Residents are asking Dranesville Supervisor Nancy Falck, within whose magisterial district the station lies, to ask for a deferral on action on the two road widenings. Residents have been calling supervisors all week to stir support for their position and met midweek with board Chairman John F. Herrity.

The West Falls Church Metro station is located in a triangle created by I-66, Rte. 7 and Haycock Road near the Falls Church City limits.

Making Haycock Road four lanes has been in the county's long-range comprehensive plan for many years. Falck said earlier this week that she plans to ask that improvements to Great Falls Street be deleted from the study. She said a decision on the future of Great Falls Street would be "premature" at this time and that there is no money to build a road anyway.

"The earliest opportunity to improve Great Falls Street would be five years from now," Falck said. "It is not part of the November bond referendum." The next bond referendum would be five years away, officials said.

She said that will give county officials time to evaluate the traffic impact of the opening of the Metrorail station, which is now scheduled for mid-1986. However, Falck said, "The major entrances and exits to the Metrorail stations are on Haycock Road. People coming from all directions will be using Haycock Road," she said.

Judy Seiff, a member of the citizens task force involved in preparing recommendations for the station, said land-use density proposed will help preserve existing family neighborhoods. The study calls for limiting building heights in the area to six stories. But Seiff said proposed road widenings are "extremely dangerous for our neighborhood.

"The board of supervisors has been totally unsympathetic, thus far," she said.

"There is no need to pave over our yards for traffic jams that well might take place in the year 2000," Seiff said. Bill Sutcliffe, a resident of the El Nido subdivision, said a deferral is needed because "we want time to get our ducks in a row."

Lynn Clipp of the Lewinsville area said Falck could get the road proposals deferred by the supervisors. "If she wants it deferred, they would defer it," Clipp said, referring to general board policy of bowing to desires of individual supervisors on projects in their own districts.

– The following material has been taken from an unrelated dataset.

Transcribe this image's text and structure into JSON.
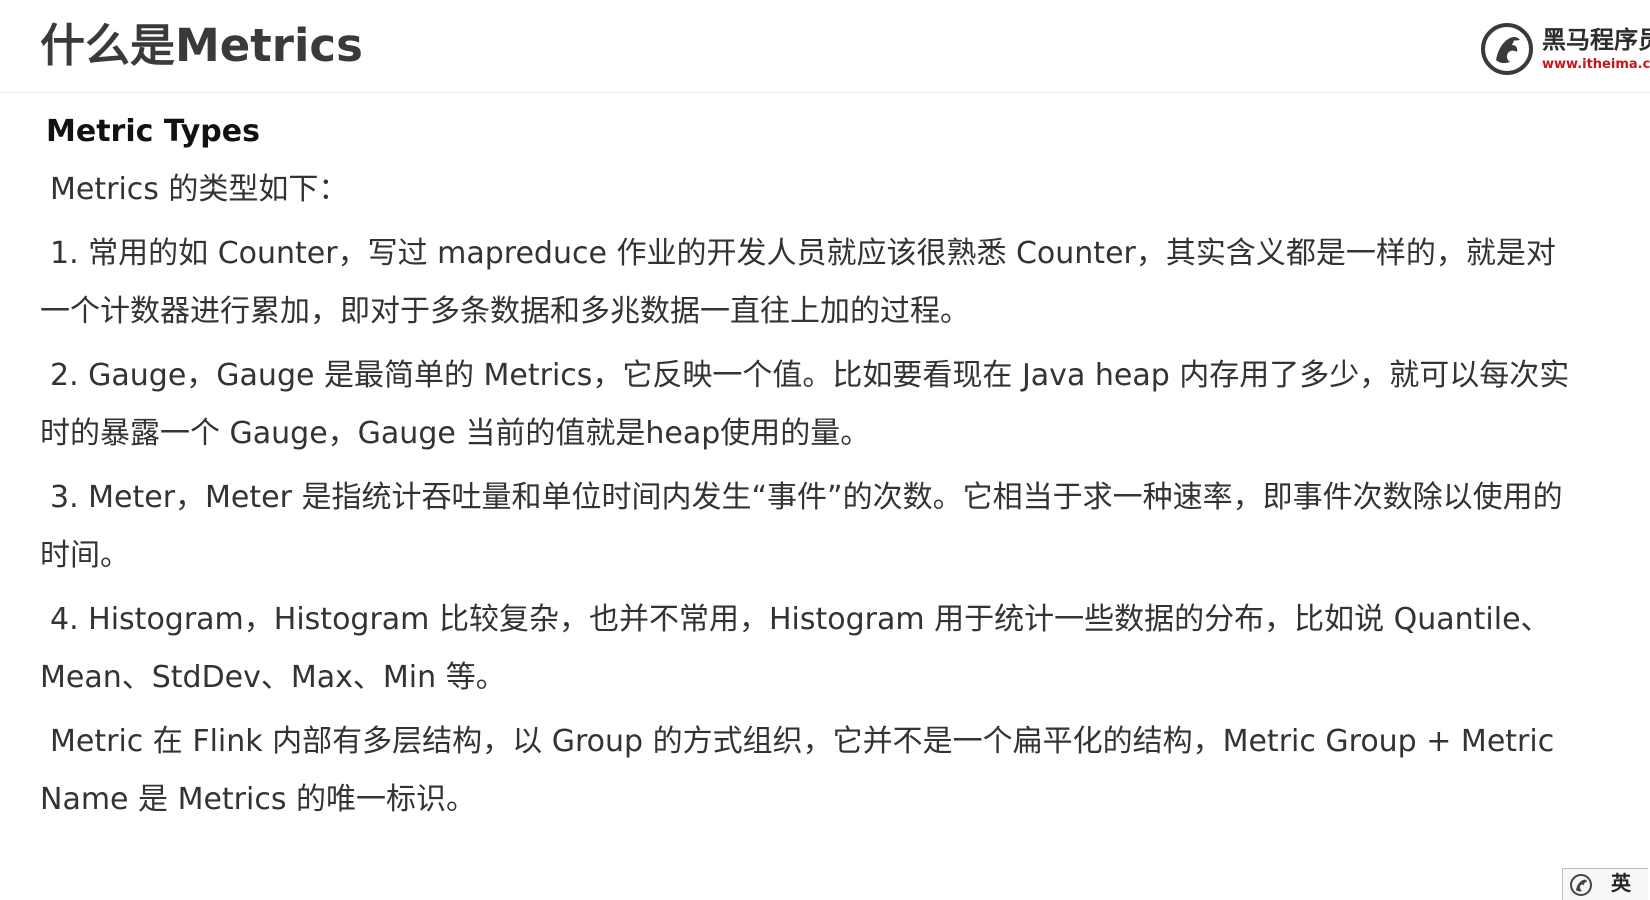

Residents said providing turn lanes on Great Falls would be far better than widening it.

DEVELOPERS OF WESTFIELDS, a 1,100-acre office park on Rte. 28, south of Washington-Dulles International Airport, this week began construction of the first phase of a $27 million road network that will serve the office park and portions of western Fairfax.

Westfields is being developed by a newly formed partnership between the Henry A. Long Co. and the real estate subsidiary of Perpetual American Bank. The Long Co. several months ago announced plans to build the massive office park. The partnership of Perpetual American was revealed this week.

When completed, Westfields will be worth some $2 billion, according to Long Co. officials.

Construction will take place over a 10- to 15-year period.

IN THE BUSINESS . . . Herman I. Porten and Richard A. Sullivan of the Porten Sullivan Corp. and Alan P. Kurland, former president of Tartan Development of Maryland, have formed Dover Development Corp. With Kurland as president, the firm will be involved in all aspects of real estate development and income property acquisition here and in Florida . . . A subsidiary of Costain Limited Inc. and the Adler Corp. have formed a land-development joint venture to be called the Costain/Adler Limited Partnership . . . The George Hyman Construction Co. has topped out the first phase of 1001 Pennsylvania Ave. for Cadillac Fairview Urban Development Inc. Ultimately, the 14-story, 795,000-square-foot project will occupy the entire block between Pennsylvania Avenue and E Street NW and 10th and 11th streets NW.